            You claim to be a cultural translator, but you serve us some of the nastiest, most indigestible chunks of our own culture in the guise of the other. Taboo-breaking lesbian eroticism embedded in socio-political context turns out to be clichéd Western masculine fantasies of exotic Eastern women clad in same-sex garb, presented to the audience by a voyeuristic camera. Naturally, for you would not want to disappoint, the first sexual encounter of the two women is accompanied by the call to prayer: for such is the Truth of life in the Muslim world. Or an important part of it, since you show us the rest of it too: a gang of angry bearded men rushing around oppressing people, especially women. There is nothing else.

            You show us flight from all this: flee to Dubai! There we can have all the sex we like in luxury apartments overlooking the beach. To hell with the ranks of the exploited who made this city of skyscrapers and shopping malls rise from the desert. Consume, and be free! When awaiting your flight, at least realize the limited freedom Iran allows: the freedom of the underground of endless vodka shots and tight, sexy clothes and flirtation and fashionable music.
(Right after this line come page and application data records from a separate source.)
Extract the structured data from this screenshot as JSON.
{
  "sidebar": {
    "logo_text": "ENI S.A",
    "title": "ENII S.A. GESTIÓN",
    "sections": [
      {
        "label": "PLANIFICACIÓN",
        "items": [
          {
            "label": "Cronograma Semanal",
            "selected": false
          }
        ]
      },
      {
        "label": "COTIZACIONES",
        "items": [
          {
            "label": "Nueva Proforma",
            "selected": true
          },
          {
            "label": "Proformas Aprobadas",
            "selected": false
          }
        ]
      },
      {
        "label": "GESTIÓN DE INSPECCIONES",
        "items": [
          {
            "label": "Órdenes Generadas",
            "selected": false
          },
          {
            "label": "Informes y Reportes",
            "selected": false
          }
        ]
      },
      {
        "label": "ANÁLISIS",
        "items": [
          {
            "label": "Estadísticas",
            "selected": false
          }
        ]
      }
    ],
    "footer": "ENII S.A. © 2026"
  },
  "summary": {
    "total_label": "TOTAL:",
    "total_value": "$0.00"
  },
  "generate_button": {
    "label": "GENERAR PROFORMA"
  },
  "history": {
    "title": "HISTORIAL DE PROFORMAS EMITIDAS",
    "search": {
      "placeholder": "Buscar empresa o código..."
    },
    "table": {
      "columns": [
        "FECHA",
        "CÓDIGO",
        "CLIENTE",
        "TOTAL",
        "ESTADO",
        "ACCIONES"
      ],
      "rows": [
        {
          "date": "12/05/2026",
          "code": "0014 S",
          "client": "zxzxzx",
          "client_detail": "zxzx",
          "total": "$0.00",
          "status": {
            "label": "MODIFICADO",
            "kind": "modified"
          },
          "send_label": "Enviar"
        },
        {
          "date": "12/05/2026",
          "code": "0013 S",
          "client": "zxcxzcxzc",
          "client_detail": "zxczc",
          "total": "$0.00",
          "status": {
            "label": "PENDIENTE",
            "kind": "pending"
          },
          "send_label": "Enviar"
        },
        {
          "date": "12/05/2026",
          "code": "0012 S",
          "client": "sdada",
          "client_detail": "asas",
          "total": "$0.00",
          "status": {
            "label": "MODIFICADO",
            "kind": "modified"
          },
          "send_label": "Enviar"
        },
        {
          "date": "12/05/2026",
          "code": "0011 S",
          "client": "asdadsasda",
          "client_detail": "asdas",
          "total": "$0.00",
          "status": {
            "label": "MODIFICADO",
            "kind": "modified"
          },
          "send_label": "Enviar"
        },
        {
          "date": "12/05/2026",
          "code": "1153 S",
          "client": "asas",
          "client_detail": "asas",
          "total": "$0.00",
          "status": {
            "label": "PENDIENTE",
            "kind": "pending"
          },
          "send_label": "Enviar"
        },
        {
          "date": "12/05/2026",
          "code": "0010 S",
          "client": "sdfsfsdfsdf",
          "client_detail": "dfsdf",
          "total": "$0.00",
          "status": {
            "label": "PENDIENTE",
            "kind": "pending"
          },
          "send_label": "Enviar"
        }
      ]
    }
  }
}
            In truth, you tell us, better to wait until the Westerners come and save us again. With some help from Participant Media, audiences in the States will take action. From your film, they'll learn all about how life is really like in Iran, how the young folks just want to party and be like us, but the Muslims won't let them. They'll learn about the lack of gay rights, and how women are fighting for equality. They'll be given some useful, if limited information. They'll learn about the situation in their own country too, which is important, no doubt. If only it ended there. But in addition they'll also learn about the diverse grassroots Iranian women's movement through its most characteristic representative, a militantly secular member of the Iranian Communist Workers' Party who lives in London. Freedom is a human right. The Iranian gays and lesbians need to be saved. Their country is backward; let them watch Milk, dubbed into Persian, and learn to do what their brothers and sisters did in the US forty years ago.

            You could have offered something else, something better. You have the capabilities. You have the experience. Tell us something about your world and ours, the world of border crossing and hybridity, where Iranians and Americans are nonetheless far from equal. Tell us it in a language that dissolves clichés. That dances with a joy that augurs an end to the violence of us always telling ourselves how they are. That offers us a world where the self is fulfilled other than through endless consumption. We are weary of such a world! Let us be optimistic. There is a generation - of hyphenated Iranians of various kinds, of Iranians recently migrated blessed with many talents, increasingly aware, active in art and scholarship and activism. Join them! Join them.